> ABOUT THIS TASK
This exercise asks for every line of the material that contains the word "count".
(Beginning of INFORMATION)
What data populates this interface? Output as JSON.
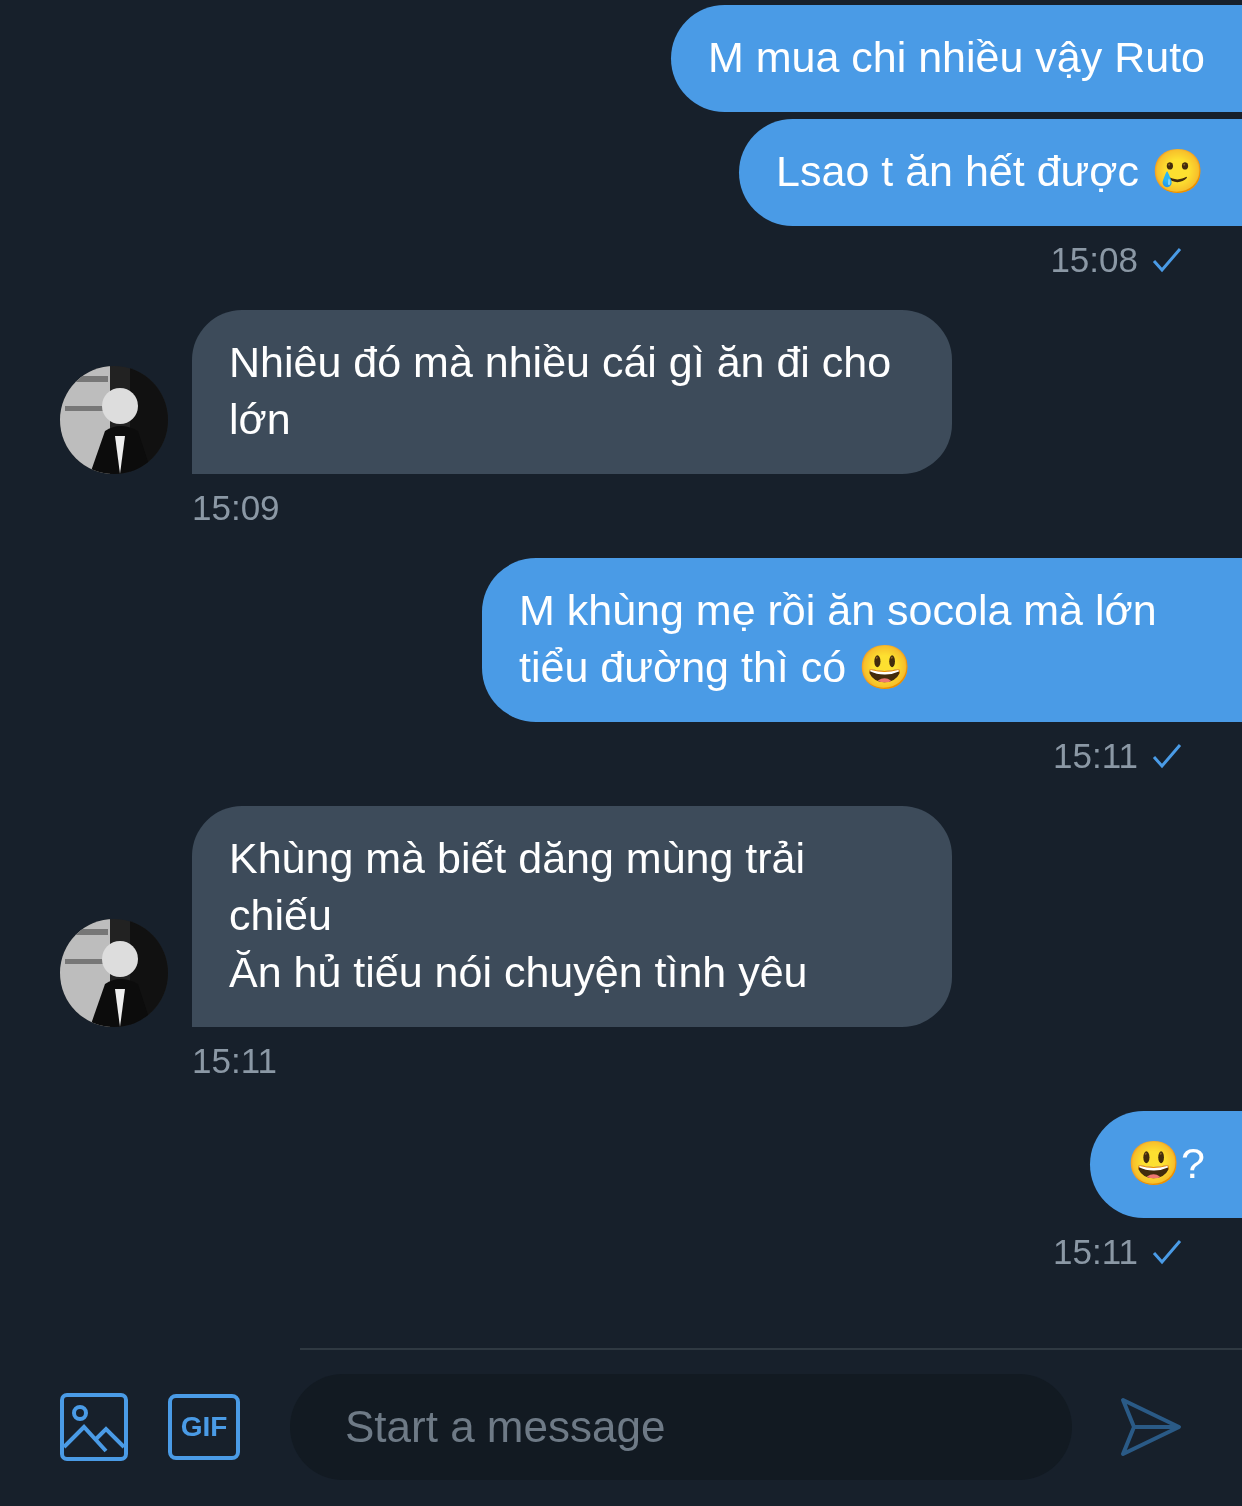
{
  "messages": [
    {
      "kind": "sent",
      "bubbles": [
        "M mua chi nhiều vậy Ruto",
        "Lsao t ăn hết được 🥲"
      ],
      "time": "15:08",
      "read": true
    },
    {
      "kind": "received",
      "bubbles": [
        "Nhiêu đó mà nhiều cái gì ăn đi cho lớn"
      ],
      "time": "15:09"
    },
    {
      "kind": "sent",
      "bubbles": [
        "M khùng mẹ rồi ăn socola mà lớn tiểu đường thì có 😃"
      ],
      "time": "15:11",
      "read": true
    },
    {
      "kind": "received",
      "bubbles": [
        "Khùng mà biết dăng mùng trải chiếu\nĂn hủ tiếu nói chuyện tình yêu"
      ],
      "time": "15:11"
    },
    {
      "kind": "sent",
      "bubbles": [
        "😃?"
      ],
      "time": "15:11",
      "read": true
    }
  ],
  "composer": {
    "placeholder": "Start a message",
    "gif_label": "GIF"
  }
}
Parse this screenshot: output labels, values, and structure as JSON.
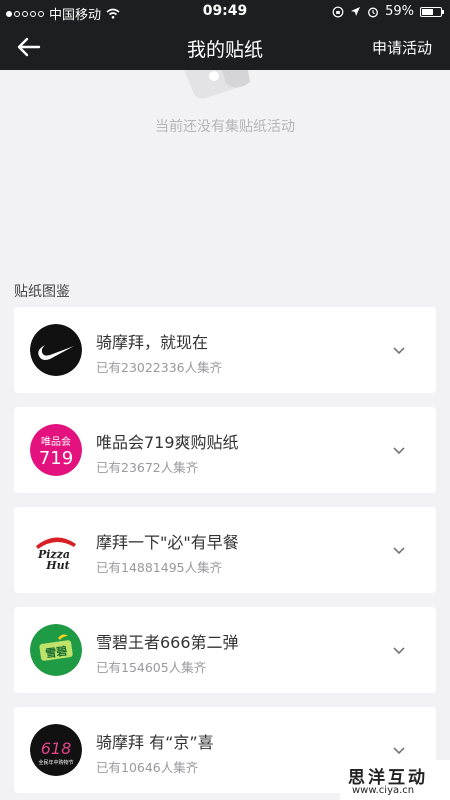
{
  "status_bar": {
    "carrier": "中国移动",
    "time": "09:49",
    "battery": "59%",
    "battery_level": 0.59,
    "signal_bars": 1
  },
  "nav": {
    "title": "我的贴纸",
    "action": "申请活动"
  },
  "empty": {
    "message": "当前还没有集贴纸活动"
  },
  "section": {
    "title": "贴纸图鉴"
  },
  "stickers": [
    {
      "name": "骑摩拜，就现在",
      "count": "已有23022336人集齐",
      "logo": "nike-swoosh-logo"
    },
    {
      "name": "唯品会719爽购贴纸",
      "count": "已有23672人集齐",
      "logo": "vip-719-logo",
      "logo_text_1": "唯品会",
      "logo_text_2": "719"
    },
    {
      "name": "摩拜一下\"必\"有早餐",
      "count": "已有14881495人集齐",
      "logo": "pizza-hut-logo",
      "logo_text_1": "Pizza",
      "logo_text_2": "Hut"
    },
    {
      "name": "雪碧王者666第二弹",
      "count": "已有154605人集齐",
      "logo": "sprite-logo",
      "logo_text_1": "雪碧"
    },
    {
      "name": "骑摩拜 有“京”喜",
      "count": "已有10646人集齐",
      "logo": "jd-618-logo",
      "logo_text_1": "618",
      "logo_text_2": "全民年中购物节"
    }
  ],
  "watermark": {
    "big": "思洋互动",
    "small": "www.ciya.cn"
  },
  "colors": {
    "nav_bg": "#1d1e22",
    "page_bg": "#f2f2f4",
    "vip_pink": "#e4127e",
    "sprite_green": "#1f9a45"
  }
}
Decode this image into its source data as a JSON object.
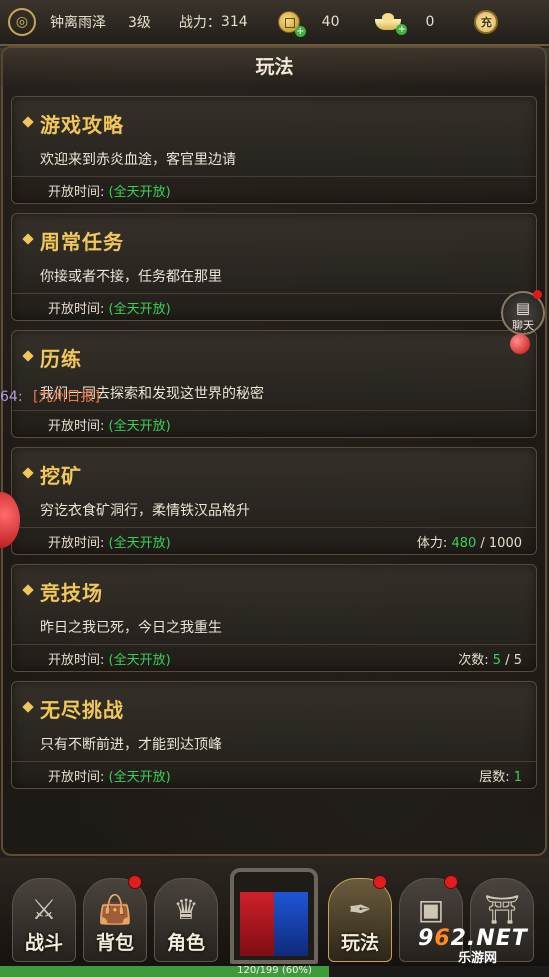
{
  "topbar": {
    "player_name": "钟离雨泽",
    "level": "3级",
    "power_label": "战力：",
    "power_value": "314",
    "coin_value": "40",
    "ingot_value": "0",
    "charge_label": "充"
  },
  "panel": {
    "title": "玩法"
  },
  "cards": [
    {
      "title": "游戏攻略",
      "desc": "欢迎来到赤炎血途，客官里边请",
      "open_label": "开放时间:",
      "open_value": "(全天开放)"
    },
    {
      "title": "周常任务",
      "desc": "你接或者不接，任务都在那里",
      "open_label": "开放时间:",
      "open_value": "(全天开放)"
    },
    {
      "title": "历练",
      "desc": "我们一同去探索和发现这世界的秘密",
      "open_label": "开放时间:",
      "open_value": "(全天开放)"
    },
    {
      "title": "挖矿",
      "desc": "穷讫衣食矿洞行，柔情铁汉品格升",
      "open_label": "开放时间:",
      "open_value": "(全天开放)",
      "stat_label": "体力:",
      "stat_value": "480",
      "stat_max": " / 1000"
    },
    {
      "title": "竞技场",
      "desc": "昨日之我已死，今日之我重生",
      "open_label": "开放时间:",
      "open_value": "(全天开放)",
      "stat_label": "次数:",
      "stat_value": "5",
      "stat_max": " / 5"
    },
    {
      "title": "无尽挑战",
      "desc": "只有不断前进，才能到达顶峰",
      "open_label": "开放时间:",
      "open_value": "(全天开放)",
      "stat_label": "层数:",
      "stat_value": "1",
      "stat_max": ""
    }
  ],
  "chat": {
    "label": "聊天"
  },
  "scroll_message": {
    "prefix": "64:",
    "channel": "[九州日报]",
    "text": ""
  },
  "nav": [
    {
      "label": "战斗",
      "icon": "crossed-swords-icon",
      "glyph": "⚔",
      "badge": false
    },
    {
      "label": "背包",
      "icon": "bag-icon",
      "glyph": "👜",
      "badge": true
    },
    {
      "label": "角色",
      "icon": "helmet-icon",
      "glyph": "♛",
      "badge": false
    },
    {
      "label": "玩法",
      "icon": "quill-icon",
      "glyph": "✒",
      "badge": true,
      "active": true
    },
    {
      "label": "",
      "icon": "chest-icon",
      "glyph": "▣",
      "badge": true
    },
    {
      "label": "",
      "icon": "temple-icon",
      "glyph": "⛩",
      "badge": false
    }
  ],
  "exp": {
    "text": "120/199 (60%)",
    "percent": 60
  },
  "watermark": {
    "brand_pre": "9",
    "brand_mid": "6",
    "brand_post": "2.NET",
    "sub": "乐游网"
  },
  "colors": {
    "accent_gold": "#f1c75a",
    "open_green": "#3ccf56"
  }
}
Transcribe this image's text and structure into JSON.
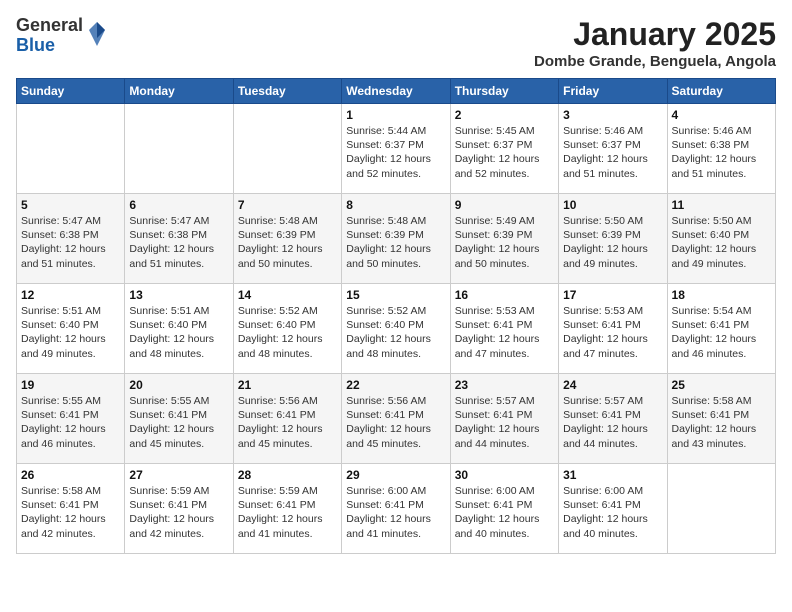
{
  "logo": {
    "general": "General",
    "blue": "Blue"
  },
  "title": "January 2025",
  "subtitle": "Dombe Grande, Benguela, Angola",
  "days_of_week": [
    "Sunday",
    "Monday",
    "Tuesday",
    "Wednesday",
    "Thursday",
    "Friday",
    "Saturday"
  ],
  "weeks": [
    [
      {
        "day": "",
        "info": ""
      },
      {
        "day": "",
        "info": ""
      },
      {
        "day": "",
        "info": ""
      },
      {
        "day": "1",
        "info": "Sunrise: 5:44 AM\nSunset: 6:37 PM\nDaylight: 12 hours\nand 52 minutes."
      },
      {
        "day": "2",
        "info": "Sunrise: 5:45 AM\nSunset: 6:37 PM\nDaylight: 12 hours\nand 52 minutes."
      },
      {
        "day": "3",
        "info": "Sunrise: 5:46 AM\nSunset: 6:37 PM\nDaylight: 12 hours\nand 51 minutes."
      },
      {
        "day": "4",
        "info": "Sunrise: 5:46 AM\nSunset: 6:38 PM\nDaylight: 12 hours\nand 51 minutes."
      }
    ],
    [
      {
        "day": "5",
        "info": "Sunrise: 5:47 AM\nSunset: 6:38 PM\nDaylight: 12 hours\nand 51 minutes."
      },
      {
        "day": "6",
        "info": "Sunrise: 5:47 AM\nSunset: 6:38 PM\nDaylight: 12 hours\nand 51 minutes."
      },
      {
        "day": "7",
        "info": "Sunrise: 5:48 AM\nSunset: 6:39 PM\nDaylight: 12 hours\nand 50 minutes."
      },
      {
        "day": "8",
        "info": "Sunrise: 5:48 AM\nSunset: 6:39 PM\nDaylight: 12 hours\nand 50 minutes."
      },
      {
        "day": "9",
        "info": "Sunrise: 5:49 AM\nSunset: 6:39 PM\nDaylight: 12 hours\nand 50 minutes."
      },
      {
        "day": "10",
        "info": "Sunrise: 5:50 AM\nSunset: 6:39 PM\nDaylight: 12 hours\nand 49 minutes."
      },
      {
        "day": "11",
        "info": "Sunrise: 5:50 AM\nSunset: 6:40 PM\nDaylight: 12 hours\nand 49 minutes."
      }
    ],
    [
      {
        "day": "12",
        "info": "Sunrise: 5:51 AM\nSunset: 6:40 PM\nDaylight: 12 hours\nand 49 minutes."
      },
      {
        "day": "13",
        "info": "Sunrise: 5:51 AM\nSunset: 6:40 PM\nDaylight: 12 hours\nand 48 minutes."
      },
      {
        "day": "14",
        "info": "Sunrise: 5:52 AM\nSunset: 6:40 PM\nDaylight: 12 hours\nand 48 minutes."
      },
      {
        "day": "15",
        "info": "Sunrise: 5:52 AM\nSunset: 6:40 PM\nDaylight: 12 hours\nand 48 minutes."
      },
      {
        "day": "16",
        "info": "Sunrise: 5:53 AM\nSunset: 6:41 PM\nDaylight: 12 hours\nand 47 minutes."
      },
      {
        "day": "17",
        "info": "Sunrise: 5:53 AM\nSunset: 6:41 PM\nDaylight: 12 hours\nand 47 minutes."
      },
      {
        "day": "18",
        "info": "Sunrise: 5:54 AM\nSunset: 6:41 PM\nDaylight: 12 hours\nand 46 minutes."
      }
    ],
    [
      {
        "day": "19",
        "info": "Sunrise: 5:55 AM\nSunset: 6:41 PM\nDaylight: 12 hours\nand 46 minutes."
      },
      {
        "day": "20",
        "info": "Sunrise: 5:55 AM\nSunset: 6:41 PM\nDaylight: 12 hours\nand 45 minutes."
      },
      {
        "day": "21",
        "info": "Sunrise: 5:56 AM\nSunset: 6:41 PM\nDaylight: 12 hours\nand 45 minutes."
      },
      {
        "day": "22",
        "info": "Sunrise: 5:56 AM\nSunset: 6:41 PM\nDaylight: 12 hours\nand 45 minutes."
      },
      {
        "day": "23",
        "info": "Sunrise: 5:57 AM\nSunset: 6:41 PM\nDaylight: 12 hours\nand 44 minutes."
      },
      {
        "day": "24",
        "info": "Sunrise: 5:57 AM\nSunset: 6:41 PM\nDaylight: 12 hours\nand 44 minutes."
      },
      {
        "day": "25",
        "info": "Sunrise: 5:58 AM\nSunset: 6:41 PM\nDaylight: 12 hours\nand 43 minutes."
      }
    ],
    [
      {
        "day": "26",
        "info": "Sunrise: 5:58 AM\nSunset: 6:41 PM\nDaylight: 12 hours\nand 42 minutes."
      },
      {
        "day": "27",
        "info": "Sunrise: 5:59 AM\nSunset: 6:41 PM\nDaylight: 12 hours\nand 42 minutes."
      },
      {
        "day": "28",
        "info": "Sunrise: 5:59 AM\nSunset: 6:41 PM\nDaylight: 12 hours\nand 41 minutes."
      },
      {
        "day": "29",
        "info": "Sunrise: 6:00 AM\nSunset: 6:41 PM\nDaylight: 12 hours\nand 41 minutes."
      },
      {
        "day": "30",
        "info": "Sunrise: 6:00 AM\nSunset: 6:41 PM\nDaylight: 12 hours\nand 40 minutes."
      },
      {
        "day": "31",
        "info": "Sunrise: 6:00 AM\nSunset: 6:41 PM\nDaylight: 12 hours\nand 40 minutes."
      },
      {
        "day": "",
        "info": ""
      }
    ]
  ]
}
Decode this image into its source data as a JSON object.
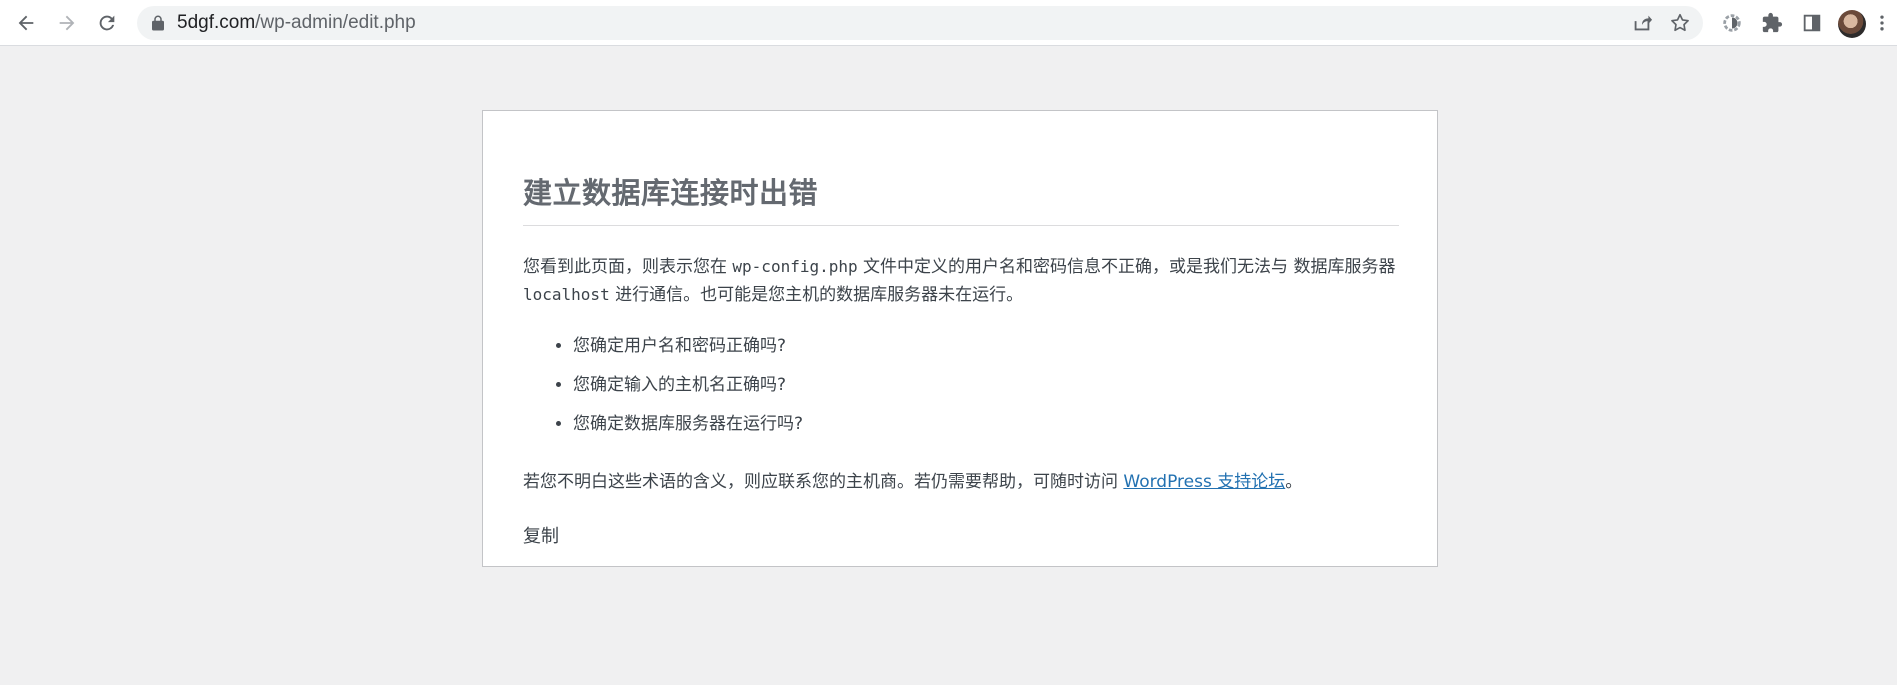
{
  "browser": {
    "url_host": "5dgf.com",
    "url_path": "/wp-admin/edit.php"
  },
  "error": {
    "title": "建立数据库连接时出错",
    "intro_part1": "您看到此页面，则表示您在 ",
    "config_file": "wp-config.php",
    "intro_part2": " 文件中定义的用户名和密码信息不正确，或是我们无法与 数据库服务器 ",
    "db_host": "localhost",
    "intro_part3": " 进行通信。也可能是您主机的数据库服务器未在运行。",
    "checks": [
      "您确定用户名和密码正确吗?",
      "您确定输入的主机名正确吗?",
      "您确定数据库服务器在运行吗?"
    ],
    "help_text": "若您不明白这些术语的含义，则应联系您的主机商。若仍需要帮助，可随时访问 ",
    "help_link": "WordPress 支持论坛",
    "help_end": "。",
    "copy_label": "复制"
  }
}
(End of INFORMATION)
> RESPONSE AREA
      "count": "已有23022336人集齐",
      "count": "已有23672人集齐",
      "count": "已有14881495人集齐",
      "count": "已有154605人集齐",
      "count": "已有10646人集齐",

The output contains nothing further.